Process Description

Glass from a cross fired regenerative melter flows over a refractory spout on to the mirror-like surface of molten tin, entering at 1,100 °C and leaving the float bath as a solid ribbon at 600°C. Tin is suitable for the float glass process because it has a high specific gravity, is cohesive, and is immiscible with molten glass. Tin, however, oxidises in a natural atmosphere to form tin dioxide.

Gas Application

Nitrogen and Hydrogen Atmosphere

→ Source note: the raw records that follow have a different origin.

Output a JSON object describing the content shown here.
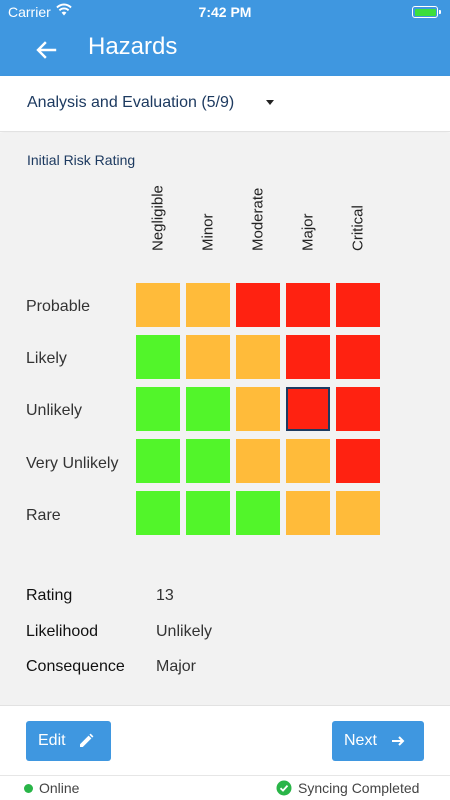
{
  "status_bar": {
    "carrier": "Carrier",
    "time": "7:42 PM",
    "wifi_icon": "wifi-icon",
    "battery_icon": "battery-icon"
  },
  "app_bar": {
    "title": "Hazards",
    "back_icon": "arrow-left-icon"
  },
  "section_selector": {
    "label": "Analysis and Evaluation (5/9)",
    "icon": "caret-down-icon"
  },
  "matrix": {
    "title": "Initial Risk Rating",
    "columns": [
      "Negligible",
      "Minor",
      "Moderate",
      "Major",
      "Critical"
    ],
    "rows": [
      {
        "label": "Probable",
        "cells": [
          "orange",
          "orange",
          "red",
          "red",
          "red"
        ]
      },
      {
        "label": "Likely",
        "cells": [
          "green",
          "orange",
          "orange",
          "red",
          "red"
        ]
      },
      {
        "label": "Unlikely",
        "cells": [
          "green",
          "green",
          "orange",
          "red",
          "red"
        ]
      },
      {
        "label": "Very Unlikely",
        "cells": [
          "green",
          "green",
          "orange",
          "orange",
          "red"
        ]
      },
      {
        "label": "Rare",
        "cells": [
          "green",
          "green",
          "green",
          "orange",
          "orange"
        ]
      }
    ],
    "selected": {
      "row": "Unlikely",
      "column": "Major"
    },
    "colors": {
      "green": "#52f52a",
      "orange": "#ffbb3a",
      "red": "#ff2211"
    }
  },
  "details": {
    "rating_label": "Rating",
    "rating_value": "13",
    "likelihood_label": "Likelihood",
    "likelihood_value": "Unlikely",
    "consequence_label": "Consequence",
    "consequence_value": "Major"
  },
  "footer": {
    "edit_label": "Edit",
    "edit_icon": "pencil-icon",
    "next_label": "Next",
    "next_icon": "arrow-right-icon"
  },
  "connection": {
    "status": "Online",
    "status_color": "#29b548",
    "sync_text": "Syncing Completed",
    "sync_icon": "check-circle-icon"
  },
  "accent_color": "#3f97e0"
}
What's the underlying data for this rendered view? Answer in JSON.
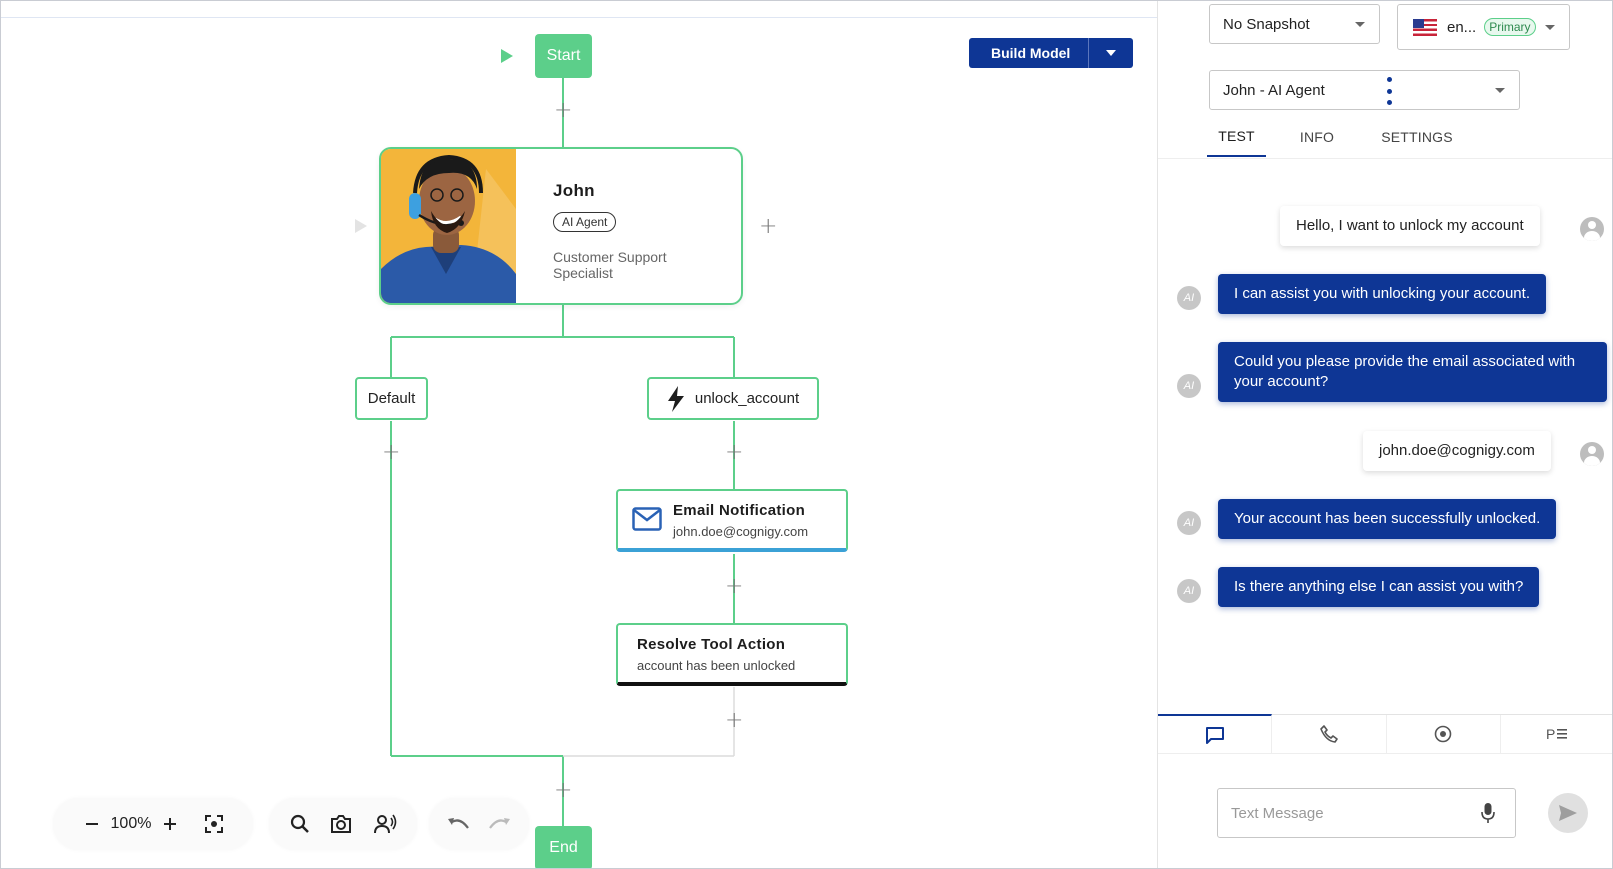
{
  "canvas": {
    "start_label": "Start",
    "end_label": "End",
    "build_button": {
      "label": "Build Model"
    },
    "agent": {
      "name": "John",
      "badge": "AI Agent",
      "role": "Customer Support Specialist"
    },
    "branches": {
      "default_label": "Default",
      "tool_label": "unlock_account"
    },
    "email_node": {
      "title": "Email Notification",
      "subtitle": "john.doe@cognigy.com"
    },
    "resolve_node": {
      "title": "Resolve Tool Action",
      "subtitle": "account has been unlocked"
    },
    "toolbar": {
      "zoom": "100%"
    },
    "colors": {
      "node_green": "#5ccf8a",
      "email_accent": "#3ba1d6",
      "brand_blue": "#0e3695"
    }
  },
  "panel": {
    "snapshot_select": "No Snapshot",
    "locale_select": {
      "value": "en...",
      "badge": "Primary",
      "flag": "us-flag-icon"
    },
    "agent_select": "John - AI Agent",
    "tabs": [
      {
        "label": "TEST",
        "active": true
      },
      {
        "label": "INFO",
        "active": false
      },
      {
        "label": "SETTINGS",
        "active": false
      }
    ],
    "messages": [
      {
        "from": "user",
        "text": "Hello, I want to unlock my account"
      },
      {
        "from": "bot",
        "text": "I can assist you with unlocking your account."
      },
      {
        "from": "bot",
        "text": "Could you please provide the email associated with your account?"
      },
      {
        "from": "user",
        "text": "john.doe@cognigy.com"
      },
      {
        "from": "bot",
        "text": "Your account has been successfully unlocked."
      },
      {
        "from": "bot",
        "text": "Is there anything else I can assist you with?"
      }
    ],
    "bottom_tabs": [
      "chat-icon",
      "phone-icon",
      "record-icon",
      "playbook-icon"
    ],
    "text_input": {
      "placeholder": "Text Message"
    }
  }
}
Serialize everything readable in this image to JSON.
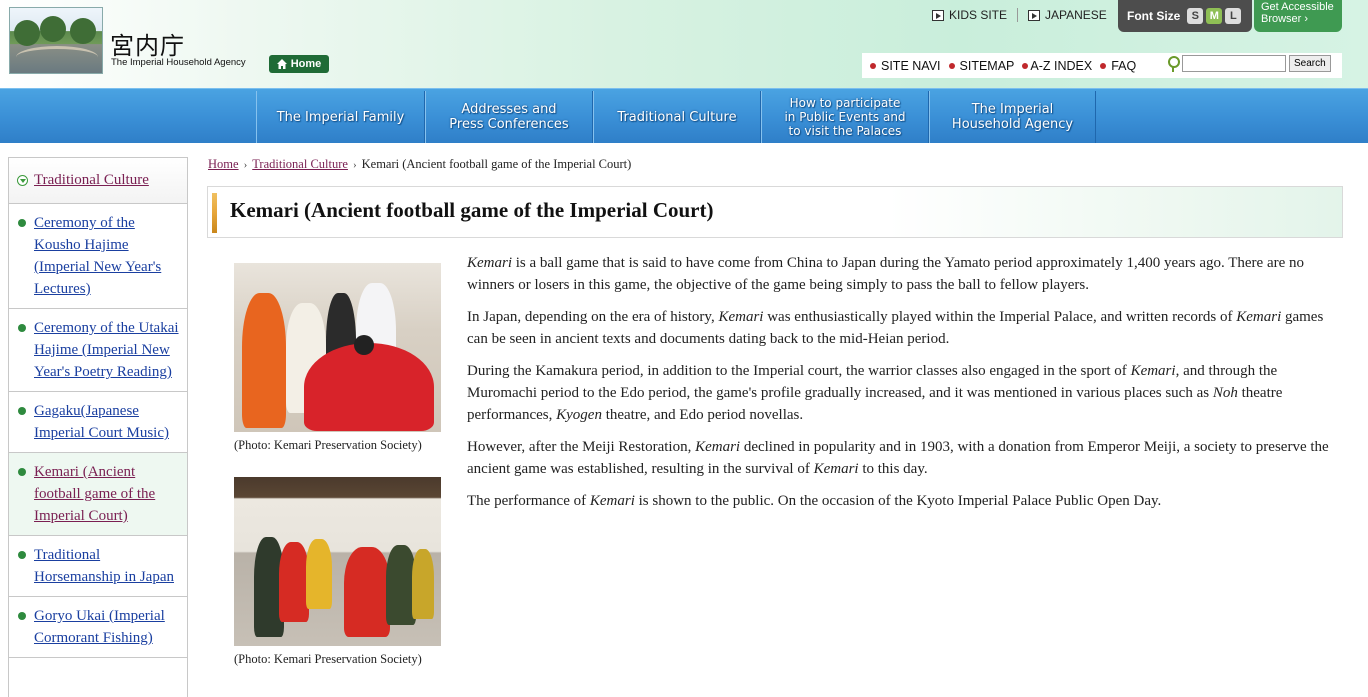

In order to prevent oxidation, the tin bath is provided with a positive pressure protective atmosphere of nitrogen and hydrogen. Hydrogen reacts with oxygen that diffuses into the float bath atmosphere and keeps the tin from reacting with oxygen. If it reacts with oxygen, tin forms an oxide that will cause flaws in the glass surface. Molten glass is held in a controlled atmosphere composing N2 and approximately 5 -10% H2 and once cooled, the flat glass becomes hard enough to be removed. The hydrogen in the controlled atmosphere acts as a scavenging agent to ensure an oxygen-free environment, because the molten tin is highly sensitive to oxidation, even in trace quantities. A recycling system of the offgas allows to recycle up to 50% of the total fresh atmosphere injected in the tin bath (N2 + H2).

Sulfur dioxide

At the exit of the float bath, the glass ribbon is taken out by lift-out rollers, and is passed through a temperature-controlled tunnel, the lehr, to be annealed. At the beginning of the lehr, SO2 is sprayed on both sides of the ribbon, providing a surface treatment to protect the glass against the contact of the rollers. Here the chemistry of the glass is changed on the surface in order to affect the surface characteristics of the glass, improving its quality and durability.

Messer-solution

Oxipyr Burners:

Oxipyr - F

Oxipyr - Flat

Oxipyr - Flex3

Oxipyr - P / P LON

Oxipyr - Burner Regulation:

Oxipyr - Advanced regulation

Oxipyr - Basic+, Basic regulation

Oxipyr - 400 regulation